Medline ® Abstract for Reference 175
of 'Infusion reactions to systemic chemotherapy'
Four-agent induction and intensive asparaginase therapy for treatment of childhood acute lymphoblastic leukemia.
Clavell LA, Gelber RD, Cohen HJ, Hitchcock-Bryan S, Cassady JR, Tarbell NJ, Blattner SR, Tantravahi R, Leavitt P, Sallan SE
N Engl J Med. 1986;315(11):657.
We prospectively assigned 289 consecutive children with acute lymphoblastic leukemia to receive one of two treatment programs on the basis of the presence or absence of certain risk factors at the time of diagnosis.
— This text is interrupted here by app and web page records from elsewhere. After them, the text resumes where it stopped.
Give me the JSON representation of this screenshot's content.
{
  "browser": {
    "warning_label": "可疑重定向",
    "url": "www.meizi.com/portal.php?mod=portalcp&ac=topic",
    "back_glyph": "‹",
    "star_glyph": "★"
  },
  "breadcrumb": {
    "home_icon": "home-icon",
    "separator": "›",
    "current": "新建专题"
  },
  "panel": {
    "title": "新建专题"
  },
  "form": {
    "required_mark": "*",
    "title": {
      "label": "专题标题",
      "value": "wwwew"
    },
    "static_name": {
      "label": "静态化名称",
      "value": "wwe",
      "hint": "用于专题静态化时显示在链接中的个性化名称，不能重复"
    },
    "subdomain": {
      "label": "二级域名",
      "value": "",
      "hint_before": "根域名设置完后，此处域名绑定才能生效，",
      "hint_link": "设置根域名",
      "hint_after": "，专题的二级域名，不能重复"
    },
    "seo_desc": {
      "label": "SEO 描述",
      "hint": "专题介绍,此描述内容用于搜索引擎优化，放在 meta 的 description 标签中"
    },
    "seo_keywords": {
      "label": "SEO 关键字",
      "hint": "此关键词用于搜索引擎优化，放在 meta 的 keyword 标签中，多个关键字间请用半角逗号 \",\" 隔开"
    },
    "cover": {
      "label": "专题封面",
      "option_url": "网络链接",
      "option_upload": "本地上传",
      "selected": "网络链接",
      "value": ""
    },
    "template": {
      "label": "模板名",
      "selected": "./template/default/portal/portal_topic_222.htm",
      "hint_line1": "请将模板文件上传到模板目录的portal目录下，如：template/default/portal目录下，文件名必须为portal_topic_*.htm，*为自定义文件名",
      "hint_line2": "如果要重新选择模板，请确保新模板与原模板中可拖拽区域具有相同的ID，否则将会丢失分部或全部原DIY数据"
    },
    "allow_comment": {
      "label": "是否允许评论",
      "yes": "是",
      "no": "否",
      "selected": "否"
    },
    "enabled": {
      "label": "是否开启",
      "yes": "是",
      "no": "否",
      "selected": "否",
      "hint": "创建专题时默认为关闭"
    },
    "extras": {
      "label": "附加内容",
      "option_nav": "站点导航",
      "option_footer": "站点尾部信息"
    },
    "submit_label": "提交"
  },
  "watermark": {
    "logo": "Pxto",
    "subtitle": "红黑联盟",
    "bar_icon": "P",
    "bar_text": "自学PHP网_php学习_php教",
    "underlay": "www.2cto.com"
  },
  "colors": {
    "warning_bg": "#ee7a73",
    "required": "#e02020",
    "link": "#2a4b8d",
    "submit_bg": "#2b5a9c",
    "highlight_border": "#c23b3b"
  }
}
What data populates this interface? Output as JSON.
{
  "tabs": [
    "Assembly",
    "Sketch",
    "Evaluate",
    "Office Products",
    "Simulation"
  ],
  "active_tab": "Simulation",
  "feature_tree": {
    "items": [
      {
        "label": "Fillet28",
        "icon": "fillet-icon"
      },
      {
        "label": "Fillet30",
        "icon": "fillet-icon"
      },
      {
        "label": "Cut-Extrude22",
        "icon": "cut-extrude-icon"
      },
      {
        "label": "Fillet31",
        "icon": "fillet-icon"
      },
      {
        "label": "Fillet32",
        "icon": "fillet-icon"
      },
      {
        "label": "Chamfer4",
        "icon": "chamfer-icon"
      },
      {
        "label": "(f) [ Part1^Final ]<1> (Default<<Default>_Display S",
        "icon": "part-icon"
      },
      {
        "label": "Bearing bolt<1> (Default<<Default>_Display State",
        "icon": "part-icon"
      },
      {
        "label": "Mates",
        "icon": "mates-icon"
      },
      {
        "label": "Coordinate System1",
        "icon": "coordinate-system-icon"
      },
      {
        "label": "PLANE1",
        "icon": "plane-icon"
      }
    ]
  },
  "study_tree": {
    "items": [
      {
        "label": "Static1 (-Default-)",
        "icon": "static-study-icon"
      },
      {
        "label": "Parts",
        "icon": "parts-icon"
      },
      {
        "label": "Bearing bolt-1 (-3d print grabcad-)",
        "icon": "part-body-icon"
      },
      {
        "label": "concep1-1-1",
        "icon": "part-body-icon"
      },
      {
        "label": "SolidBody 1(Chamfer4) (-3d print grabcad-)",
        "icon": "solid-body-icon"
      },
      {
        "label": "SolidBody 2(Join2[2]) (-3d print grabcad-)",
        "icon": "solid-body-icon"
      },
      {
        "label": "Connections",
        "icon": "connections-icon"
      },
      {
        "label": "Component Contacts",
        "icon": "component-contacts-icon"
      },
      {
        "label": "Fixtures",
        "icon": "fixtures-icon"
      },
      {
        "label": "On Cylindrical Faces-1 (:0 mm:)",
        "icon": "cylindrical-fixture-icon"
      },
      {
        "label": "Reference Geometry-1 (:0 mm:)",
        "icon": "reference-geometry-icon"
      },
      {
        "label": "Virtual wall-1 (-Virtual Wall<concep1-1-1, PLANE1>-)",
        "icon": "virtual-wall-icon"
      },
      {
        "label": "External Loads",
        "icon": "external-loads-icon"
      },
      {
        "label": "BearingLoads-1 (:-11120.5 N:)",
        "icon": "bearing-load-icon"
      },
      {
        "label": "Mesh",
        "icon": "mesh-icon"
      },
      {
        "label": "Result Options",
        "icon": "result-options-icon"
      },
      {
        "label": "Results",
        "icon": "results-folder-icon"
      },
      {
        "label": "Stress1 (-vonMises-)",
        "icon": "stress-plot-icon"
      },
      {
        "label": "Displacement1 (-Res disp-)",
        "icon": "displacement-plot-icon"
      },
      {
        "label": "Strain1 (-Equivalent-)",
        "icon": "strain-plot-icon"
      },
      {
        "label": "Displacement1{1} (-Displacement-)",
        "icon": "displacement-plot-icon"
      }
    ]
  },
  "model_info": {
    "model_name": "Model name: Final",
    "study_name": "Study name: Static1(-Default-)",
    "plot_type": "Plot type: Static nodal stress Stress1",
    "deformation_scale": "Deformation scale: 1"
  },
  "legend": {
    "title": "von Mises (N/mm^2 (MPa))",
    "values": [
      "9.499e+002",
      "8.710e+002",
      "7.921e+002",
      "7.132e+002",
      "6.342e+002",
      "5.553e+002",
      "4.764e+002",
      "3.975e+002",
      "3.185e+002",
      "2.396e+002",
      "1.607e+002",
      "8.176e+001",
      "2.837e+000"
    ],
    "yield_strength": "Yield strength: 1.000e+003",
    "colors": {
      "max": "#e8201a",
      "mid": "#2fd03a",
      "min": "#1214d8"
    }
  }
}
Patients at high risk (62 percent of the total) had one or more of the following risk factors: age below two or above nine years, a white-cell count of 20,000 per cubic millimeter or more, the presence of T-cell immunologic markers, radiologic evidence of a mediastinal mass, and involvement of the central nervous system. Patients in both the standard-risk and high-risk groups were treated for two years, receiving intensive remission-induction therapy, central nervous system prophylaxis, weekly administration of high-dose asparaginase, and multiple-drug continuation therapy (which in the high-risk group included doxorubicin and a larger dose of prednisone). At a median follow-up of 35 months, the mean (+/- SE) event-free survival rates at four years among the patients in the standard-risk and high-risk groups were 86 +/- 4 percent and 71 +/- 4 percent, respectively (P = 0.003), for a total event-free survival of 77 +/- 3 percent. Within the high-risk group, the white-cell count at diagnosis and the sex of the patient were not significant prognostic indicators, but age below 12 months at diagnosis was associated with a very poor outcome. As compared with previous methods, this treatment program using four-drug induction and intensive asparaginase therapy has resulted in improved event-free survival in children with acute lymphoblastic leukemia.